(Component data from apps and pages)
= = = = = = =

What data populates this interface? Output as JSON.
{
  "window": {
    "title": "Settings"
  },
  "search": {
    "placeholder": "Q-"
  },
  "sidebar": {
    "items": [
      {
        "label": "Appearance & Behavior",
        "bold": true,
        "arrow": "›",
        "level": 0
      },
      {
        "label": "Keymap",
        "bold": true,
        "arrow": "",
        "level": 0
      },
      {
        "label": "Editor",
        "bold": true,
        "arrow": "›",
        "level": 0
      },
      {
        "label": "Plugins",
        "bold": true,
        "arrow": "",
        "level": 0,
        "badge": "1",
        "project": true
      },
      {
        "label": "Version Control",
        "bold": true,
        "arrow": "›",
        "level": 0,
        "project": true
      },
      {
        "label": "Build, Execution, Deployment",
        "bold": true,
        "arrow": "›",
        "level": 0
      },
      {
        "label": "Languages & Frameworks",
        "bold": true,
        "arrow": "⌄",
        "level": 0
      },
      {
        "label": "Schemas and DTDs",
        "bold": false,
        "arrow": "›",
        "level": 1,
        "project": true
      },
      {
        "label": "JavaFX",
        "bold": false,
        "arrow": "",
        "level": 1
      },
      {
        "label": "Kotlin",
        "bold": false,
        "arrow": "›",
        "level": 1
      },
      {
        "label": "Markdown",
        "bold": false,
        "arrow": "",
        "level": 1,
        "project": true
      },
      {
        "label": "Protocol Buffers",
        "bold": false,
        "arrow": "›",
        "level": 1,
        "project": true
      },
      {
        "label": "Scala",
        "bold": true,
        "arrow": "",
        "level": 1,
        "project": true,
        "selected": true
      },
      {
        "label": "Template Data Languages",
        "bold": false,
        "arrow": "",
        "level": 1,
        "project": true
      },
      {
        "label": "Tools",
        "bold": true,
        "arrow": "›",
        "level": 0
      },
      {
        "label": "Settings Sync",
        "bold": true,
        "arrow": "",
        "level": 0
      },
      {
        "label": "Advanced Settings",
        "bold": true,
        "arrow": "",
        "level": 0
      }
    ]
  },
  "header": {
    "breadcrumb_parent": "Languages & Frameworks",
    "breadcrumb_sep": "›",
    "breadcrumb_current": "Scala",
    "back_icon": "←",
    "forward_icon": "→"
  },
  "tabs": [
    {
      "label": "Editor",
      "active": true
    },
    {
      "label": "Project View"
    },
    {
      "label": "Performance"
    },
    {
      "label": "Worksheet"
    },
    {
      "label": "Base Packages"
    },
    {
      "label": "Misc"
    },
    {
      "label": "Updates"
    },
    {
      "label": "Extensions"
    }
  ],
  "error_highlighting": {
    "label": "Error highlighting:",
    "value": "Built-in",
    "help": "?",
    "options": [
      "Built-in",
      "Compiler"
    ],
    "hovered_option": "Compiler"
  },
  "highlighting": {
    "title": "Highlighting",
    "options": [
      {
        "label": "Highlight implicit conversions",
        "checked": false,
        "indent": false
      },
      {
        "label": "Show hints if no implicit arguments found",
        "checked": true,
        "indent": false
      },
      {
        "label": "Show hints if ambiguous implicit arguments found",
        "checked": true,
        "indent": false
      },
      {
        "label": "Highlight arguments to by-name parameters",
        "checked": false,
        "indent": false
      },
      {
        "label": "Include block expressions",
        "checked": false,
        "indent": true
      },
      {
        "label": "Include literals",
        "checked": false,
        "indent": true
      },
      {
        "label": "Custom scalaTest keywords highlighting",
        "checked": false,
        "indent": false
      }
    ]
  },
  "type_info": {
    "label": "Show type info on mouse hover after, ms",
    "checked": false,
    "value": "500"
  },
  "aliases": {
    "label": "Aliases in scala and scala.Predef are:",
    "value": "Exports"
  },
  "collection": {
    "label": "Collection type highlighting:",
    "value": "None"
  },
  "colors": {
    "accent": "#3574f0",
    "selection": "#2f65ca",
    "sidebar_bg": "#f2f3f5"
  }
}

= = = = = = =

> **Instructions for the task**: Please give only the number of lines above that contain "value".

> **Output of the exercise**: 4